The size of the individual floorboards will obviously dictate where they can fit and how many you’ll need in each room, they will also dictate the overall look and feel of the flooring. Between 3 and 6 inch is perhaps the most common width, with the smaller width boards often having the effect of making smaller rooms look larger. Wider boards, however, are better suited to larger or outdoor spaces. If you desire something a little more organic, however, you can also opt for multi-width options that will give your flooring more of a reclaimed wood vibe.

Finish/Texture

The primary benefit of laminate flooring is that you can achieve almost any finish you could possibly desire. From shiny high gloss for a contemporary look to more natural finishes that look and feel like authentic hardwood or stone, there are countless options and combinations to consider.

Edge

This refers to how the edges of the boards are cut and will dictate how they look – how defined the edges are and how comfortably they will snap together. Choices will vary depending on the manufacturer, but basic options are generally either square-edged (the most traditional and arguably ‘sleek’ option), bevelled or grooved. Rolled bevel boards boast a rounded edge, micro bevels are much finer, whereas deep bevels have a defined groove and painted bevels are more pronounced. The cut of the board will also impact how they lock together. Laminate generally doesn’t require the use of glues or nails, which makes it very popular amongst DIY enthusiasts. The locking systems typically used are tongue and groove systems (that lock together like puzzle pieces) and mechanical systems, which use aluminium locking systems mounted underneath the boards.

Style

The three primary styles of laminate flooring a 1, 2, or. 3-strip planks.
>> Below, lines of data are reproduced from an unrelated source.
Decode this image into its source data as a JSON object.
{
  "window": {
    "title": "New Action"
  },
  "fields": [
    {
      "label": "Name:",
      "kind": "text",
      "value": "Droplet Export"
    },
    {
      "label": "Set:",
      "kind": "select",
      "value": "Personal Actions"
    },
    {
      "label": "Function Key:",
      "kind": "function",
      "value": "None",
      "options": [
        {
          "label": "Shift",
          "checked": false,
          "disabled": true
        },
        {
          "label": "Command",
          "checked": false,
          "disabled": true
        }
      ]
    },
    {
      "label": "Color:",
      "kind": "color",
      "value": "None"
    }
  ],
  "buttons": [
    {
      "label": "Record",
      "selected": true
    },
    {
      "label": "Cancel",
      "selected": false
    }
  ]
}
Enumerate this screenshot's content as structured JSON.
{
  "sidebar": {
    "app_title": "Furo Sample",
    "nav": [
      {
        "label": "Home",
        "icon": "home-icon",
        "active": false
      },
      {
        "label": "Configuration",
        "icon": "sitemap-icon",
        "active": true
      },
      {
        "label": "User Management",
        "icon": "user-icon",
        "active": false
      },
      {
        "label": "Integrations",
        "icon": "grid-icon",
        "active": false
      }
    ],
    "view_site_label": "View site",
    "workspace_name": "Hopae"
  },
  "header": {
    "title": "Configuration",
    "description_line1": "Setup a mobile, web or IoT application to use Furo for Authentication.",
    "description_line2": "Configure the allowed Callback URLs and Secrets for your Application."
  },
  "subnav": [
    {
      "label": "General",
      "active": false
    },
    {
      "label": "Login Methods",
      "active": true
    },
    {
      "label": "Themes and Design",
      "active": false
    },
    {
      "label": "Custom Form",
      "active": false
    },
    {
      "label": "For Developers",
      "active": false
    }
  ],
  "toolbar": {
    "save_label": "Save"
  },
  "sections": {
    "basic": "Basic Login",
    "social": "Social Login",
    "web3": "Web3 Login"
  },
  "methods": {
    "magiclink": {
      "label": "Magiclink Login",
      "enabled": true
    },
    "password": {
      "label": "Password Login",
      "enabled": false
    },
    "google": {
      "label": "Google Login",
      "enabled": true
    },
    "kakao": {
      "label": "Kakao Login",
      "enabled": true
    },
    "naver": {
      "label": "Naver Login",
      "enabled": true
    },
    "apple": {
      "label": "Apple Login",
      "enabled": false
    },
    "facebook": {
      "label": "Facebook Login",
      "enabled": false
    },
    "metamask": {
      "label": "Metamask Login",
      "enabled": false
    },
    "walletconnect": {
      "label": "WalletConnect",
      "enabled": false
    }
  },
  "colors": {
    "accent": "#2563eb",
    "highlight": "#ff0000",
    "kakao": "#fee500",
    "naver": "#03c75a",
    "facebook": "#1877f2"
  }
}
This refers to the number of strips used within each plank, with 1-strip obviously offering the most authentic look and 3-strip generally being more cost-effective.

Extra Features

Besides the design of the flooring, there are a number of potential added features to consider. Certain base layers, for example, can be created with water-resistant cores and edges impregnated with wax sealant (perfect for the kitchen), and added layers of protection from spillages and stains. To further simplify the installation process, some laminate also ships with a built-in underlay, which also creates a tighter barrier and improves sound absorption, which is ideal for particularly noisy households.

Laminate Flooring AC Rating

Laminate flooring AC ratings refer to the strength of the floor against not only stains but swelling, scratches and even furniture (chair legs etc). Rest assured that as long as your flooring has an AC rating, it will have passed a number of tests, but you should pay close attention to that rating when selecting flooring for different rooms in the home.

Generally speaking, AC1, AC2 and AC3 are what you’ll find on flooring designed for residential properties, with AC4 and AC5 used for commercial purposes where there is a higher level of footfall and more frequent general use.

We’d always recommend AC3 for halls and kitchens, whilst AC2 should suffice for living and dining rooms. AC1, however, should only be considered in rooms that see only moderate traffic – bedrooms and guest rooms, for example.

Laminate Flooring Brands

The two laminate brands stocked by Big Warehouse Sale. Are Balterio and Kronospan, with Balterio offering a greater wealth of bolder luxury options and Kronospan specialising more in affordable and subtle laminate designs. Both brands also boast their own underlays and a varied number of different styles.